Task details - Filter this data down to the lines that hold "Ripristina", and copy them.

Exercise data -

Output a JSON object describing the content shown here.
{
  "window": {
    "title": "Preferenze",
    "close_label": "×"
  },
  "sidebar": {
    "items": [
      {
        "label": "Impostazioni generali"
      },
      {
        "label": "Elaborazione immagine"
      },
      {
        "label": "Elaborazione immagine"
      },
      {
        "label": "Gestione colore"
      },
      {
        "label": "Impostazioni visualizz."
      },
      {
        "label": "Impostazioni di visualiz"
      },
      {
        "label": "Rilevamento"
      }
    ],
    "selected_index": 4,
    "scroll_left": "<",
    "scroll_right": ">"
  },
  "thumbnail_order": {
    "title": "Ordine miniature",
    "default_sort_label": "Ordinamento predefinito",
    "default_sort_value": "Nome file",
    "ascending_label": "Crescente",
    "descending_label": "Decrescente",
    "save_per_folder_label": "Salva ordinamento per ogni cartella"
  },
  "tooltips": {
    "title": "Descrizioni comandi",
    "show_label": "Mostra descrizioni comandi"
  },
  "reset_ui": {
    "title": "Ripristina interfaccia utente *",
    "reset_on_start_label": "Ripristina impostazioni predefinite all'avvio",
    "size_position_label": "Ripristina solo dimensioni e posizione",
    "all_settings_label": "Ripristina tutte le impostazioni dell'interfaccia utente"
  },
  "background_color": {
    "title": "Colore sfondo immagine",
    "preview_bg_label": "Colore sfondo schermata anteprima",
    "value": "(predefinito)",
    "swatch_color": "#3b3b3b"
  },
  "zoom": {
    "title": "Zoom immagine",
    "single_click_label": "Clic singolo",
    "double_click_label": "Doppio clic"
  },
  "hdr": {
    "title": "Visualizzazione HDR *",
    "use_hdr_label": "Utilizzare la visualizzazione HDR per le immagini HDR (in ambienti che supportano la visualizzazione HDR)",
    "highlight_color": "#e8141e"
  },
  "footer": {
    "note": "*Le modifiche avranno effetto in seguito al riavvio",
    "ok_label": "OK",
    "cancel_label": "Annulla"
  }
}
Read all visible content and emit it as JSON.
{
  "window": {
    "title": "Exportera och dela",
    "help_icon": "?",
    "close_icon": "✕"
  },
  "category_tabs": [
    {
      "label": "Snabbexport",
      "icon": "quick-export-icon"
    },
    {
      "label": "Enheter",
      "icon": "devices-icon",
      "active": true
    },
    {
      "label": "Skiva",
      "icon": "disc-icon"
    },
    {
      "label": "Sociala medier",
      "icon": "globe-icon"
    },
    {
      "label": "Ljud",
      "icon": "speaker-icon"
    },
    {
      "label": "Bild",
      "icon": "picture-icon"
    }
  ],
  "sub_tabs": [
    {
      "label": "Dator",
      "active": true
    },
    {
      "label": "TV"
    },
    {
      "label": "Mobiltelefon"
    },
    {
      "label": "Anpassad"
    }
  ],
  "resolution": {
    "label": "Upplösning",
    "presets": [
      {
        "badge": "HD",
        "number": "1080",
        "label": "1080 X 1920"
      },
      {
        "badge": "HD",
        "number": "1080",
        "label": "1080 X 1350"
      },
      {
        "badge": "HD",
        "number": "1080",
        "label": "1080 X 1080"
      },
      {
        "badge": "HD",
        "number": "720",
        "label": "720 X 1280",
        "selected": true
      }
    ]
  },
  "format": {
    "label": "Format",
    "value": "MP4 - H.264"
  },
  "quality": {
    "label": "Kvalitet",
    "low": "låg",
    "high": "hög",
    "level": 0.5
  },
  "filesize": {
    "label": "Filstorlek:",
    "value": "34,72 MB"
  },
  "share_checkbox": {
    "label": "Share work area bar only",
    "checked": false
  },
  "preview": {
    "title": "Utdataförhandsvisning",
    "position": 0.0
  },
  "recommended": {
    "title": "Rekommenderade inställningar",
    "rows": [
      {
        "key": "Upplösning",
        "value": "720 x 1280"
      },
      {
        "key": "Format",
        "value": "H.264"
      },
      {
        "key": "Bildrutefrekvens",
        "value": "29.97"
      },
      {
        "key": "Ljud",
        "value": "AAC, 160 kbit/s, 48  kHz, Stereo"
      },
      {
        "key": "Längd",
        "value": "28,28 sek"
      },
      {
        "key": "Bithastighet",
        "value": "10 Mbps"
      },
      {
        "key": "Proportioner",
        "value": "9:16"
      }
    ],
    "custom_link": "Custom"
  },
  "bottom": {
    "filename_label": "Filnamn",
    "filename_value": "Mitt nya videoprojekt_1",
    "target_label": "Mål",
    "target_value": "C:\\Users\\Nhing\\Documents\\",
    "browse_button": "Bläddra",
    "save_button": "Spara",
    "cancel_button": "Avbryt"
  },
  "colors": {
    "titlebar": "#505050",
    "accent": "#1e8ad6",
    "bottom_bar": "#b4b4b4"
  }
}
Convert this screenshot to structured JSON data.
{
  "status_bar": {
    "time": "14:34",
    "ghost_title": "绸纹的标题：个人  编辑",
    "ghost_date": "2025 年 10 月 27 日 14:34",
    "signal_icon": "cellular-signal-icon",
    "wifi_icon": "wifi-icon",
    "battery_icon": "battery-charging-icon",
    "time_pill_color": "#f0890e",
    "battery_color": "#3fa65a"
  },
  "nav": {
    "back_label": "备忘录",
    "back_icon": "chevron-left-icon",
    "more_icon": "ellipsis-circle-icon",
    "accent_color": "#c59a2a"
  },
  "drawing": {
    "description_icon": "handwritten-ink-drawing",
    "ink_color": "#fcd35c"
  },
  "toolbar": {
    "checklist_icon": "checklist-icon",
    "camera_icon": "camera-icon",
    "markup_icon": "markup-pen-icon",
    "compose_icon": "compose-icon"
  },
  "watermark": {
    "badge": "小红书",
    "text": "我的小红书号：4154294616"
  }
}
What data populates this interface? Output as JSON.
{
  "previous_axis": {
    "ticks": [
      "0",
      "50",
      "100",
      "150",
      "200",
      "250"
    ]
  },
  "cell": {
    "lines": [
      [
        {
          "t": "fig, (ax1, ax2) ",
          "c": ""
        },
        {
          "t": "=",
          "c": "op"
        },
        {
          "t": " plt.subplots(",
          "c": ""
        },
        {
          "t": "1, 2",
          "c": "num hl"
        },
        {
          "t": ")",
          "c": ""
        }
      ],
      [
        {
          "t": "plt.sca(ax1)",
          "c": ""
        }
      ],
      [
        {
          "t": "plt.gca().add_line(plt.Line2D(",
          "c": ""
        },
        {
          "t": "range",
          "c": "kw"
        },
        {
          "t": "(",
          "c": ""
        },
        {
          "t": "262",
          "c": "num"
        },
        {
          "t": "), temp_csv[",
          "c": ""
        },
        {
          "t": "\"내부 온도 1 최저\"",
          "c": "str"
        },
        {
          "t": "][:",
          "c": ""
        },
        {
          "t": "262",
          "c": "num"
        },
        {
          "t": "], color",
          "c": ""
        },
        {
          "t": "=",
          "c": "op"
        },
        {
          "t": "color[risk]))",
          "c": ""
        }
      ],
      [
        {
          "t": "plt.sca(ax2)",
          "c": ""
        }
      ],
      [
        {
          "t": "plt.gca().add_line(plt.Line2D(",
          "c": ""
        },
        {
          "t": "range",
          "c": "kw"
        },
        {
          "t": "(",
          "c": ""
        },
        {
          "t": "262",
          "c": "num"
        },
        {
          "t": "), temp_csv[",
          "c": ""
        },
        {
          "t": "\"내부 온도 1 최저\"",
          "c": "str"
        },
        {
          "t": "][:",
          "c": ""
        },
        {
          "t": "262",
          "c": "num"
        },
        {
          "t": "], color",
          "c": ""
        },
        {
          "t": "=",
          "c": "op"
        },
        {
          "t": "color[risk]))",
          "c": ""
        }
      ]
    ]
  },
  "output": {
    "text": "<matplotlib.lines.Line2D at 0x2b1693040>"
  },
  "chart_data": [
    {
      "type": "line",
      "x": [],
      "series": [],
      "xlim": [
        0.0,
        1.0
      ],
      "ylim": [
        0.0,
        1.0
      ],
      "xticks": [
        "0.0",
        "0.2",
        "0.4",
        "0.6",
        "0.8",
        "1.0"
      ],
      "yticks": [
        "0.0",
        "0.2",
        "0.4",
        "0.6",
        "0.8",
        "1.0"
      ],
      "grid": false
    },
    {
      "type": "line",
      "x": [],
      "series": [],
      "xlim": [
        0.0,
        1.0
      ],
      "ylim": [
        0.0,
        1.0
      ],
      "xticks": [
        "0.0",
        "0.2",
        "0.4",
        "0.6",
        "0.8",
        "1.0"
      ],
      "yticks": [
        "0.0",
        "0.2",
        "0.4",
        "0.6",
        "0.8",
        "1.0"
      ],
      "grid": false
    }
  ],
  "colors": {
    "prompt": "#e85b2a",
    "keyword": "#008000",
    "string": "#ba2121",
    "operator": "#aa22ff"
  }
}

Output -
    "title": "Ripristina interfaccia utente *",
    "reset_on_start_label": "Ripristina impostazioni predefinite all'avvio",
    "size_position_label": "Ripristina solo dimensioni e posizione",
    "all_settings_label": "Ripristina tutte le impostazioni dell'interfaccia utente"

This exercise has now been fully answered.